By: HowStuffWorks  | 
Measuring Earth's weight is derived from the gravitational attraction that the Earth has for objects near it.
Digital Vision/Getty Images

It would be more proper to ask, "What is the mass of Earth?" The quick answer to that is approximately 6,000,000,000,000,000,000,000,000 (6 x 1024) kilograms.

The interesting sub-question is, "How did anyone figure that out?" It's not like the planet steps onto the scale each morning before it takes a shower. The measurement of the planet's weight is derived from the gravitational attraction that the Earth has for objects near it.


Mass and Gravity

It turns out that any two masses have a gravitational attraction for one another — literally any two in the solar system. If you put two bowling balls near each other, they will attract one another gravitationally. The attraction is extremely slight, but if your instruments are sensitive enough you can measure the gravitational attraction that two bowling balls have on one another.

From that measurement, you could determine the mass of the two objects. The same is true for two golf balls, but the attraction is even slighter because the amount of gravitational force depends on the mass of the objects.


Calculating the Mass of Spheres

Isaac Newton showed that, for spherical objects, you can make the simplifying assumption that all of the object's mass is concentrated at the center of the sphere. In the case of our planet, the center of the sphere would be Earth's center.

The following equation expresses the gravitational attraction that two spherical objects have on one another:


F = G(M1 x M2/R2)

  • F is the force of attraction between them.
  • G is the gravitational constant equal to 6.67259 x 10-11 m3/kg2.
  • M1 and M2 are the two masses that are attracting each other.
  • R is the distance separating the two objects.
Calculating Earth's Mass

Assume that Earth is one of the masses (M1) and a 1-kg sphere is the other (M2). The force between them is 9.8 kg x m/s2 — we can calculate this force by dropping the 1-kilogram sphere and measuring the acceleration that the Earth's gravitational field applies to it (9.8 m/s2).

The radius of the Earth is 6,400,000 meters (6,999,125 yards). If you plug all of these values in and solve for M1, you find that the mass of the Earth is 6,000,000,000, 000,000,000,000,000 kilograms (6 x 1024 kilograms, or 1.3 x 1025 pounds).


Mass vs. Weight

Why is it "more proper" to ask about the Earth's mass rather than weight? Weight is a force that requires a gravitational field to determine. You can take a bowling ball and weigh it on the Earth and on the moon. The weight on the moon will be one-sixth that on the Earth, but the amount of mass is the same in both places.

To weigh the Earth, we would need to know in which object's gravitational field we want to calculate the weight. The mass of the Earth, on the other hand, is a constant.


Mass of Earth FAQs
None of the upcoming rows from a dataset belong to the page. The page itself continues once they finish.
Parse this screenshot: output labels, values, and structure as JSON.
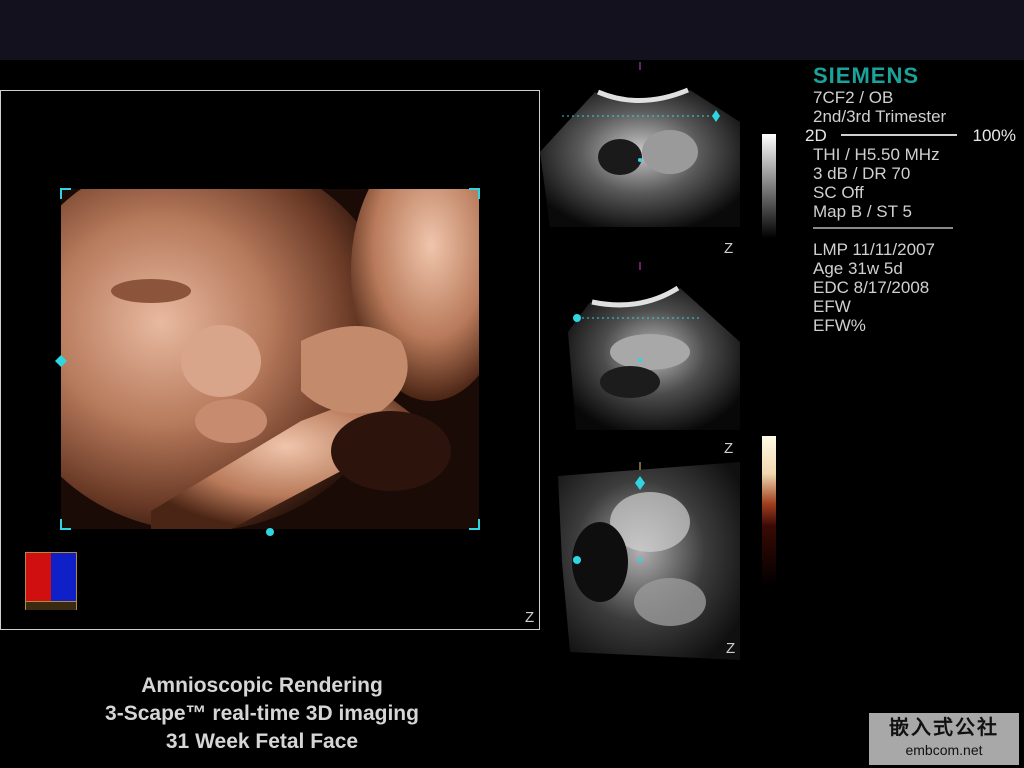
{
  "colors": {
    "accent": "#1aa39a",
    "marker": "#2fd5e0",
    "text": "#d0d0d0"
  },
  "icons": {
    "color_map": "color-map-swatch-icon",
    "z_label": "z-orientation-icon"
  },
  "viewport": {
    "z_label": "Z"
  },
  "mpr": {
    "z_label_a": "Z",
    "z_label_b": "Z",
    "z_label_c": "Z"
  },
  "info": {
    "brand": "SIEMENS",
    "transducer": "7CF2 / OB",
    "preset": "2nd/3rd Trimester",
    "mode": "2D",
    "gain": "100%",
    "thi": "THI / H5.50 MHz",
    "dr": "3 dB / DR 70",
    "sc": "SC Off",
    "map": "Map B / ST 5"
  },
  "patient": {
    "lmp": "LMP 11/11/2007",
    "age": "Age 31w 5d",
    "edc": "EDC 8/17/2008",
    "efw": "EFW",
    "efw_pct": "EFW%"
  },
  "caption": {
    "line1": "Amnioscopic Rendering",
    "line2": "3-Scape™ real-time 3D imaging",
    "line3": "31 Week Fetal Face"
  },
  "watermark": {
    "line1": "嵌入式公社",
    "line2": "embcom.net"
  }
}
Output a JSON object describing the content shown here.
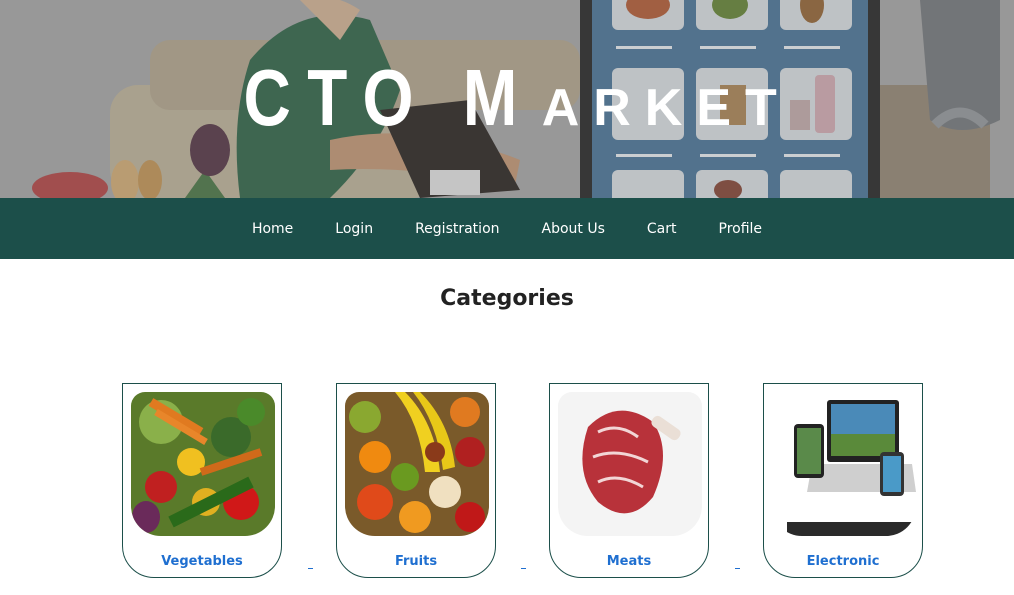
{
  "brand": {
    "first": "CTO",
    "second_initial": "M",
    "second_rest": "ARKET"
  },
  "nav": {
    "items": [
      "Home",
      "Login",
      "Registration",
      "About Us",
      "Cart",
      "Profile"
    ]
  },
  "categories": {
    "title": "Categories",
    "items": [
      {
        "label": "Vegetables",
        "image": "vegetables-photo"
      },
      {
        "label": "Fruits",
        "image": "fruits-photo"
      },
      {
        "label": "Meats",
        "image": "meat-photo"
      },
      {
        "label": "Electronic",
        "image": "electronics-photo"
      }
    ]
  },
  "colors": {
    "nav_bg": "#1c4f4a",
    "link": "#1f6fd0",
    "heading": "#222222"
  }
}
How is Earth mass calculated?
Since scientists already know the radius of planet Earth, they used the Law of Universal Gravitation to determine Earth's mass with respect to the gravitational force on an object on the Earth's surface. Simply put, this method uses Earth's radius as the distance.
What is most of Earth's mass?
Earth's core is 15 percent of the planet's volume but 30 percent of its mass. Most of Earth's mass is its mantle. The mantle is 84 percent of its volume and nearly 70 percent of its mass. Earth's crust is just 1 percent of its mass, meaning most of Earth's density is toward its center.
How did Cavendish calculate the mass of the Earth?
Henry Cavendish measured the force between attracting metal spheres with the help of a torsion balance. He already knew the mass of both spheres and the distance between them. By carefully measuring the force between these spheres, he calculated their gravitational attraction. Since the gravitational force of Earth on the smaller ball could be measured by weighing it, the ratio of the two forces allowed the density of the earth to be calculated, using Newton's law of gravitation.
What is the simple definition of mass?
Mass is the measure of the amount of matter in any object. On Earth, we can weigh things to determine mass. But in outer space, something might have a lot of mass but not much weight because the pull of gravity would be small.